GOAL OF THE EXERCISE: Omit all pictures and give the records below again exactly as written.

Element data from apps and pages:

##############################

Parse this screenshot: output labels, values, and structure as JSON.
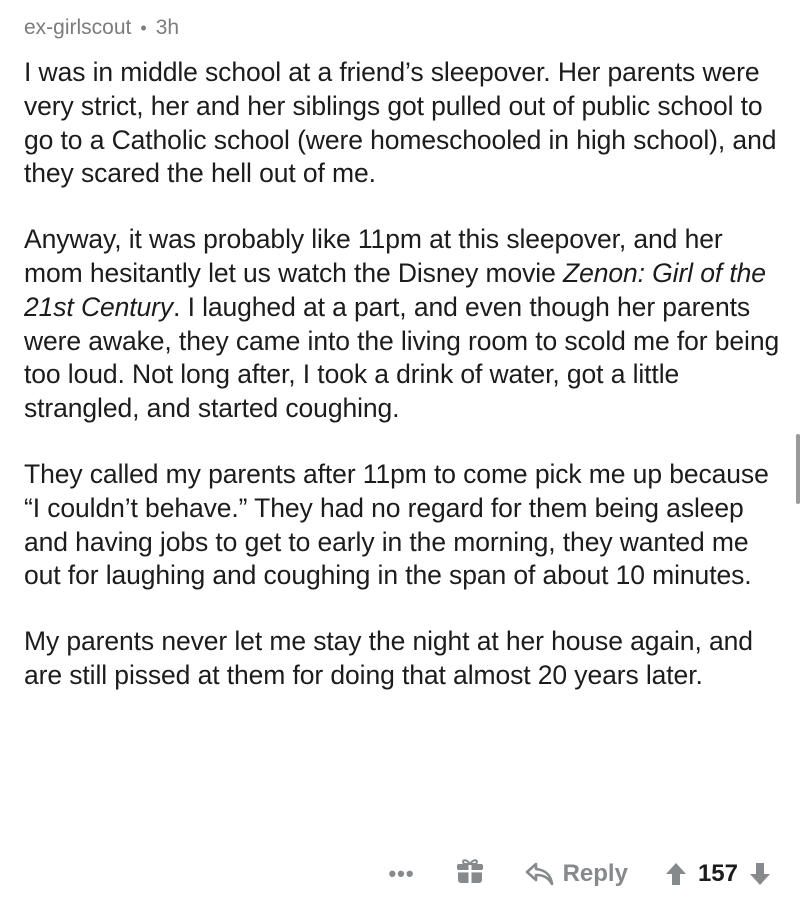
{
  "comment": {
    "username": "ex-girlscout",
    "separator": "•",
    "time": "3h",
    "paragraphs": [
      "I was in middle school at a friend’s sleepover. Her parents were very strict, her and her siblings got pulled out of public school to go to a Catholic school (were homeschooled in high school), and they scared the hell out of me.",
      {
        "before": "Anyway, it was probably like 11pm at this sleepover, and her mom hesitantly let us watch the Disney movie ",
        "italic": "Zenon: Girl of the 21st Century",
        "after": ". I laughed at a part, and even though her parents were awake, they came into the living room to scold me for being too loud. Not long after, I took a drink of water, got a little strangled, and started coughing."
      },
      "They called my parents after 11pm to come pick me up because “I couldn’t behave.” They had no regard for them being asleep and having jobs to get to early in the morning, they wanted me out for laughing and coughing in the span of about 10 minutes.",
      "My parents never let me stay the night at her house again, and are still pissed at them for doing that almost 20 years later."
    ]
  },
  "actions": {
    "more": "•••",
    "gift_icon": "gift-icon",
    "reply_icon": "reply-arrow-icon",
    "reply_label": "Reply",
    "upvote_icon": "upvote-arrow-icon",
    "score": "157",
    "downvote_icon": "downvote-arrow-icon"
  },
  "colors": {
    "text": "#1c1c1c",
    "meta": "#7c7c7c",
    "action": "#878a8c"
  }
}
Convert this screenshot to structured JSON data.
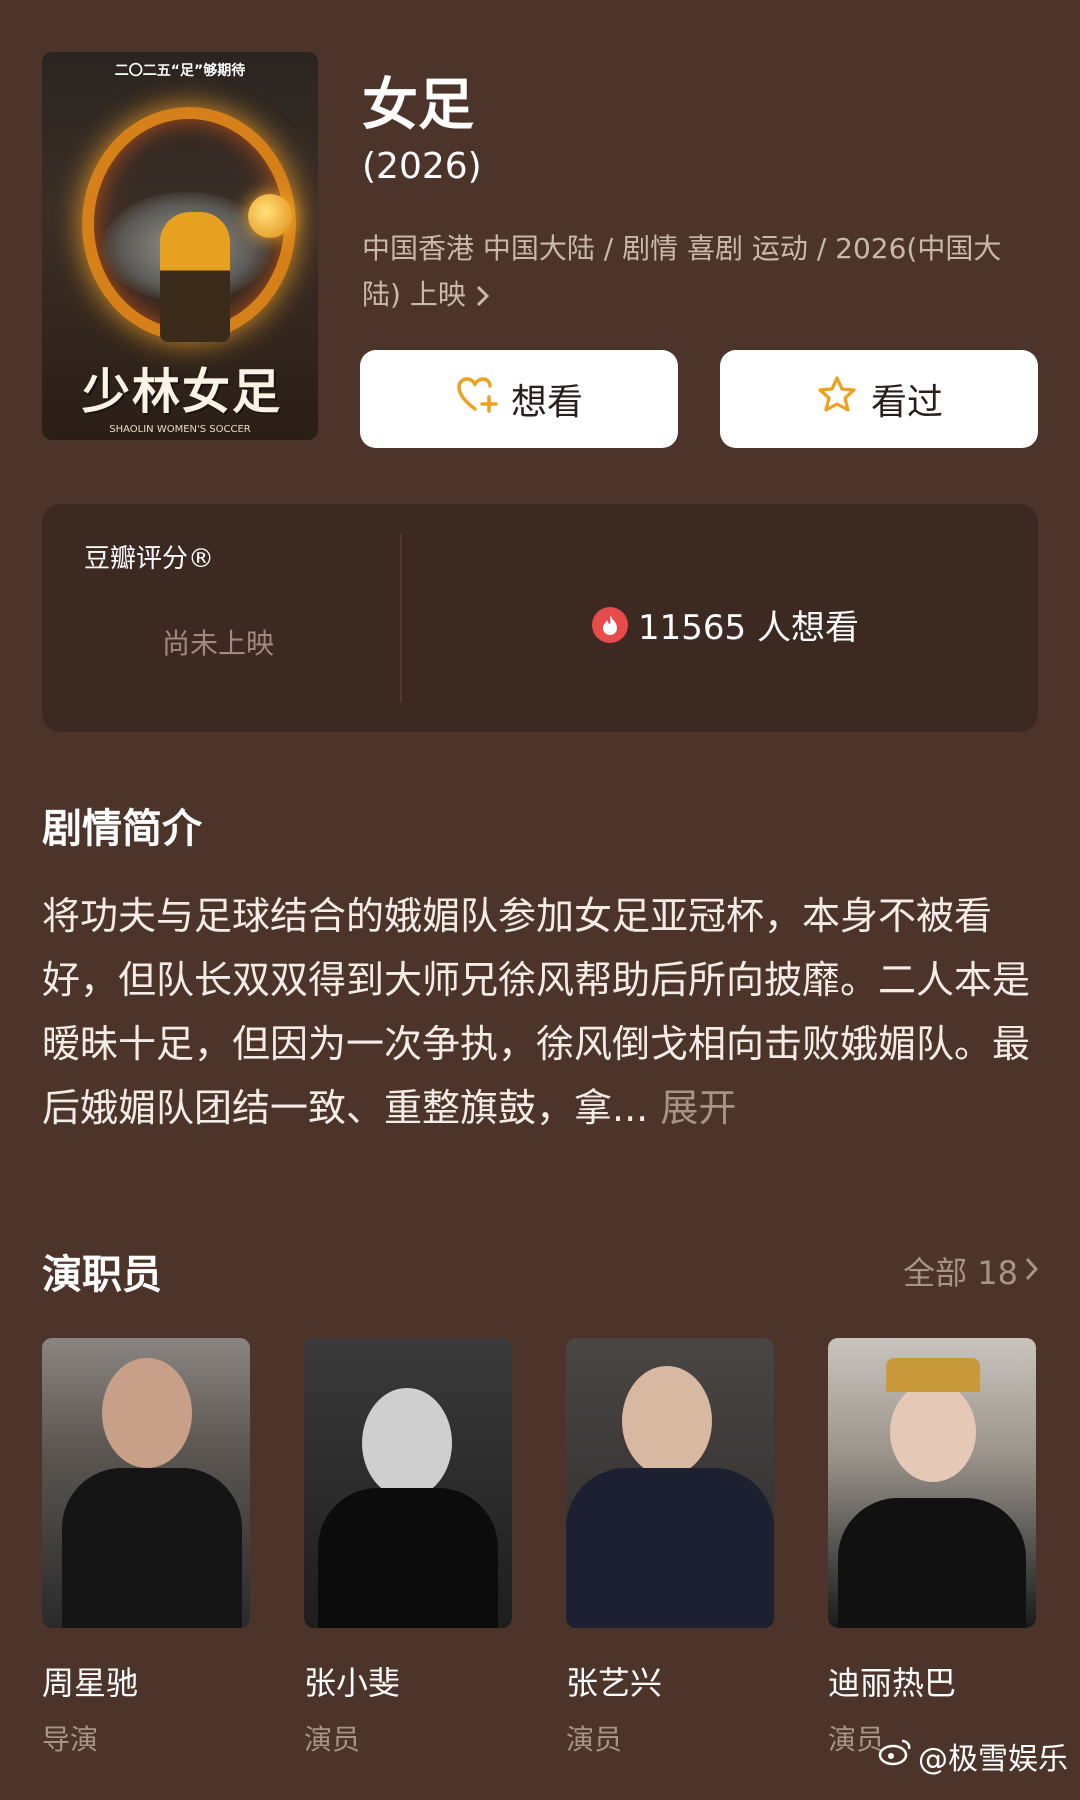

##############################

EXERCISE ANSWER:
Parse this screenshot: output labels, values, and structure as JSON.
{
  "comment": {
    "username": "ex-girlscout",
    "separator": "•",
    "time": "3h",
    "paragraphs": [
      "I was in middle school at a friend’s sleepover. Her parents were very strict, her and her siblings got pulled out of public school to go to a Catholic school (were homeschooled in high school), and they scared the hell out of me.",
      {
        "before": "Anyway, it was probably like 11pm at this sleepover, and her mom hesitantly let us watch the Disney movie ",
        "italic": "Zenon: Girl of the 21st Century",
        "after": ". I laughed at a part, and even though her parents were awake, they came into the living room to scold me for being too loud. Not long after, I took a drink of water, got a little strangled, and started coughing."
      },
      "They called my parents after 11pm to come pick me up because “I couldn’t behave.” They had no regard for them being asleep and having jobs to get to early in the morning, they wanted me out for laughing and coughing in the span of about 10 minutes.",
      "My parents never let me stay the night at her house again, and are still pissed at them for doing that almost 20 years later."
    ]
  },
  "actions": {
    "more": "•••",
    "gift_icon": "gift-icon",
    "reply_icon": "reply-arrow-icon",
    "reply_label": "Reply",
    "upvote_icon": "upvote-arrow-icon",
    "score": "157",
    "downvote_icon": "downvote-arrow-icon"
  },
  "colors": {
    "text": "#1c1c1c",
    "meta": "#7c7c7c",
    "action": "#878a8c"
  }
}
Convert this screenshot to structured JSON data.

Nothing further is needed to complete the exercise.